● Required action
Search the data for the word "Backpack" and copy each line that has it.

● Given data
=-=-=-=-=

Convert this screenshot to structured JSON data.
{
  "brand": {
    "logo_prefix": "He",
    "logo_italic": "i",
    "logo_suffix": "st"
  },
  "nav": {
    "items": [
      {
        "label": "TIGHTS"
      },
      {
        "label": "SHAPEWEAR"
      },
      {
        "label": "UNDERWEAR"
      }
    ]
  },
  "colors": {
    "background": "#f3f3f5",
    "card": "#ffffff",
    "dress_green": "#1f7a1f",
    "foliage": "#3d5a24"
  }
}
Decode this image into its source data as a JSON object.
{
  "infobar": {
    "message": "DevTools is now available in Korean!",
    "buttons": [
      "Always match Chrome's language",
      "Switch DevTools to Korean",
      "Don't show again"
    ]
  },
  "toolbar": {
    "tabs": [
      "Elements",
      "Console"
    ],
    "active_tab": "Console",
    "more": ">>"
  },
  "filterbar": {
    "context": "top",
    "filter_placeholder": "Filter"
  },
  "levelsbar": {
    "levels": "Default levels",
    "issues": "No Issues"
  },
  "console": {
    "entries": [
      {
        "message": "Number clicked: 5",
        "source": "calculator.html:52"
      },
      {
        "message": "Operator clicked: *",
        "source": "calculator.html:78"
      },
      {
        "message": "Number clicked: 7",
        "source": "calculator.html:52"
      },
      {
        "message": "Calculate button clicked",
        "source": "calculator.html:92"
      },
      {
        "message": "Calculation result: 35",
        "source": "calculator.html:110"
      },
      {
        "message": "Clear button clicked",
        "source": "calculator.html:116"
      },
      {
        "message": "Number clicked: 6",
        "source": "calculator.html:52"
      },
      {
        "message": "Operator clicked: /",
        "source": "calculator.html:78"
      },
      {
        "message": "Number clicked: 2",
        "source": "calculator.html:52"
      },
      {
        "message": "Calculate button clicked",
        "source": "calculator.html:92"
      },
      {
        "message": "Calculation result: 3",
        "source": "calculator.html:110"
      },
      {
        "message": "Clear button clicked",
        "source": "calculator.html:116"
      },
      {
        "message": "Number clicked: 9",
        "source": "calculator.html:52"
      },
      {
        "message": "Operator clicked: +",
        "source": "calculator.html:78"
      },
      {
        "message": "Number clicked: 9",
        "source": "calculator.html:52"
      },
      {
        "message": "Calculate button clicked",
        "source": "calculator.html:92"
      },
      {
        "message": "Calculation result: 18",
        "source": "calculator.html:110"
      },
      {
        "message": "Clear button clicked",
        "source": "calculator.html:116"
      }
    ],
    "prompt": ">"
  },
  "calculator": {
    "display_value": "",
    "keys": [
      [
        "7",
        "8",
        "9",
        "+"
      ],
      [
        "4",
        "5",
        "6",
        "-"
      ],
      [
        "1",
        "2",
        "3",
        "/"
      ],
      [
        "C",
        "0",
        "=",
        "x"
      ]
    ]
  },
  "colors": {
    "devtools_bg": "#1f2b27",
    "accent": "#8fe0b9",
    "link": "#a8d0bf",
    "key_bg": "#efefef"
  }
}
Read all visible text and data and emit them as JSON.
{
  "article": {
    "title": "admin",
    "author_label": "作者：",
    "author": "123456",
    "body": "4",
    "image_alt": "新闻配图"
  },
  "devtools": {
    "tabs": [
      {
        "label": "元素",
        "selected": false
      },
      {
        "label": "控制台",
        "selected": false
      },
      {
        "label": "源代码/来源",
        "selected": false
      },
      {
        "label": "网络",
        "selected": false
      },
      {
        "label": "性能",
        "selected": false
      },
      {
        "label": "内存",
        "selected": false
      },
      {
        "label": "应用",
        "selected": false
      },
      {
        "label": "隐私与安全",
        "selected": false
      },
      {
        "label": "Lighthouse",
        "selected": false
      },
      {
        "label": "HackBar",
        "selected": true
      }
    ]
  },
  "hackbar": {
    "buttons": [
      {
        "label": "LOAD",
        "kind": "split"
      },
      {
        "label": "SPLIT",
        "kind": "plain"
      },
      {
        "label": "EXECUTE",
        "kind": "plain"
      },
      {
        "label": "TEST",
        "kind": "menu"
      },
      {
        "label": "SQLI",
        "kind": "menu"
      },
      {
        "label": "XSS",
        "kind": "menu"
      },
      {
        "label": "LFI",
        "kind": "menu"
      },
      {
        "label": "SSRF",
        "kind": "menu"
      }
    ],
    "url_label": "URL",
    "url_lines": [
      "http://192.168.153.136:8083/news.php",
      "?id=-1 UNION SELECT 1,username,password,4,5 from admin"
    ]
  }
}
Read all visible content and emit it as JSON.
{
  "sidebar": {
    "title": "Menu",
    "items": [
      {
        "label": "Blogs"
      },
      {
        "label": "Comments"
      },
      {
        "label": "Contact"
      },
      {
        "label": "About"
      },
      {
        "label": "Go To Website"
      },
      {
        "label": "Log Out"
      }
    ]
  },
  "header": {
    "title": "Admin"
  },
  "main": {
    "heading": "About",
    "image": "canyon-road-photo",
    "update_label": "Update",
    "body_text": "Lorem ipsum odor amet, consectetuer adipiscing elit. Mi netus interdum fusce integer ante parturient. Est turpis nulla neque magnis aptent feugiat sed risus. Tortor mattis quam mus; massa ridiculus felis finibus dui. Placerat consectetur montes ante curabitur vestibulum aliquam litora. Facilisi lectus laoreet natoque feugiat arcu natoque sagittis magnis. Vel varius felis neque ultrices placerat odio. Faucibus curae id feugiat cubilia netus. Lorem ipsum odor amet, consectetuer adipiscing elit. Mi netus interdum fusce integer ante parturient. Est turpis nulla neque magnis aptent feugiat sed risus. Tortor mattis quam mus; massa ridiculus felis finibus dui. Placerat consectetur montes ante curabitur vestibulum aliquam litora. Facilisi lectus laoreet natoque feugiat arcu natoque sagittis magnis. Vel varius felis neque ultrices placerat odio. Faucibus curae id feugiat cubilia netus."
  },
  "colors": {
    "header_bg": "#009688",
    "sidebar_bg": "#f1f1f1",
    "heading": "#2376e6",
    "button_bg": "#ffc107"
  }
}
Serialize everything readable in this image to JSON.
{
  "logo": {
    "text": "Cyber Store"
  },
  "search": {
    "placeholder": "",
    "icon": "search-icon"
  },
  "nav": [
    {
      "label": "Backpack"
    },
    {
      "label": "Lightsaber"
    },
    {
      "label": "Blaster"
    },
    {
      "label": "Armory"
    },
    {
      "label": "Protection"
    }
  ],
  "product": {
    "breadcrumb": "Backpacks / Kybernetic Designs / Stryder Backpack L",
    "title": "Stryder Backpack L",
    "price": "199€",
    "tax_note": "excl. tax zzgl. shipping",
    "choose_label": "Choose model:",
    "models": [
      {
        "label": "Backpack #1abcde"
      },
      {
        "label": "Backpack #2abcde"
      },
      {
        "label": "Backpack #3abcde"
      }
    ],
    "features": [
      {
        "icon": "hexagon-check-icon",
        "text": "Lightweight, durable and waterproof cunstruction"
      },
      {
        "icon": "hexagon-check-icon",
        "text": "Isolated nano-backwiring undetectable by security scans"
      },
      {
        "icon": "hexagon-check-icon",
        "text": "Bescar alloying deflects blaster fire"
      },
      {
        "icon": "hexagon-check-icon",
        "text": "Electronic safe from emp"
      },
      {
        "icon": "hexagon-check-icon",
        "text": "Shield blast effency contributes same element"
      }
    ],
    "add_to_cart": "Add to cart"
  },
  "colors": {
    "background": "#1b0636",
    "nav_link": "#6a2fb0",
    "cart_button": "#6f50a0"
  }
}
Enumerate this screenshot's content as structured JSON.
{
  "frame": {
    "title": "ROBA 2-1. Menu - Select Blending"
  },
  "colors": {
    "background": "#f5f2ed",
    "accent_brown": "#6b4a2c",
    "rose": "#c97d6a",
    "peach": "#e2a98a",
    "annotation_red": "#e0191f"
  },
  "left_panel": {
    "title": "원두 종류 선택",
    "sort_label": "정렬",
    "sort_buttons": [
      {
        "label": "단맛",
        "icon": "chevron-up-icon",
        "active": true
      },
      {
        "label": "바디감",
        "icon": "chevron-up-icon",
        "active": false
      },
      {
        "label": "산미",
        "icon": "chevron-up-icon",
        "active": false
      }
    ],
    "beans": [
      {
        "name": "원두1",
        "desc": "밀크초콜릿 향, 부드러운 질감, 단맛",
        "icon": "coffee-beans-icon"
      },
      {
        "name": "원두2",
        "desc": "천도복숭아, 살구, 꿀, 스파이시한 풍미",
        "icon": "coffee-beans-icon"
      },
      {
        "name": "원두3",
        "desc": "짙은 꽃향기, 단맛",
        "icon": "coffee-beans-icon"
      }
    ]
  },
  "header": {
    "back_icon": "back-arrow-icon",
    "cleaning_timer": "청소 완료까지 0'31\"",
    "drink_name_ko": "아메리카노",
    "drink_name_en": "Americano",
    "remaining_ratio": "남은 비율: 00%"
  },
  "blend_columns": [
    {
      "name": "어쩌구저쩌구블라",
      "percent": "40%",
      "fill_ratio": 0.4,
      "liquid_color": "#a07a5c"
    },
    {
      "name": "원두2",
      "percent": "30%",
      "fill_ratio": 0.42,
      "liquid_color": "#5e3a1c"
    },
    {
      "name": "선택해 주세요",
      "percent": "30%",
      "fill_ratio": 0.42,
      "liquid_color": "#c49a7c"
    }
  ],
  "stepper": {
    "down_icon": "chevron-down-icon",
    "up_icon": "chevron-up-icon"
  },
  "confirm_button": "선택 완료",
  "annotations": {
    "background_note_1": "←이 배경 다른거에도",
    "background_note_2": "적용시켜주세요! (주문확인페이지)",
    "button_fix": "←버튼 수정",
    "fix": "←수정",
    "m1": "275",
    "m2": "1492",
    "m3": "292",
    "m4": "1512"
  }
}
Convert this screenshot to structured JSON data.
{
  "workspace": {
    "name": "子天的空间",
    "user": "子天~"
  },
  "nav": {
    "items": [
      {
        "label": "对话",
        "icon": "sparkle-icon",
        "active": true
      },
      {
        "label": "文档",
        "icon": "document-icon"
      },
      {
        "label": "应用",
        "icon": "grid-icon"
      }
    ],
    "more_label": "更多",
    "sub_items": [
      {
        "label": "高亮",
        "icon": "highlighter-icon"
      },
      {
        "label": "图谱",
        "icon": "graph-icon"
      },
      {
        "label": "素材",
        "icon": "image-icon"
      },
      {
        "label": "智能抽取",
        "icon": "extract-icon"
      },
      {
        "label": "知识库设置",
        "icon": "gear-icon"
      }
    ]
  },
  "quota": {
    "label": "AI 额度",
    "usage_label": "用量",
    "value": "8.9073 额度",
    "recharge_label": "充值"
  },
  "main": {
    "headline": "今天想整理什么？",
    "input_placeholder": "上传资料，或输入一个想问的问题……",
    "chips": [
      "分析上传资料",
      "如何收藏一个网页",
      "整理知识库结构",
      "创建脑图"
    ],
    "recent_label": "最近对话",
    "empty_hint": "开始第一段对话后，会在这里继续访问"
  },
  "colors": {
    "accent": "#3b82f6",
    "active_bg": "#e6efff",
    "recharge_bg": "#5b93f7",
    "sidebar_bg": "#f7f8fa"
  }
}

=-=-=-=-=

● Exercise answer
      "label": "Backpack"
    "breadcrumb": "Backpacks / Kybernetic Designs / Stryder Backpack L",
    "title": "Stryder Backpack L",
        "label": "Backpack #1abcde"
        "label": "Backpack #2abcde"
        "label": "Backpack #3abcde"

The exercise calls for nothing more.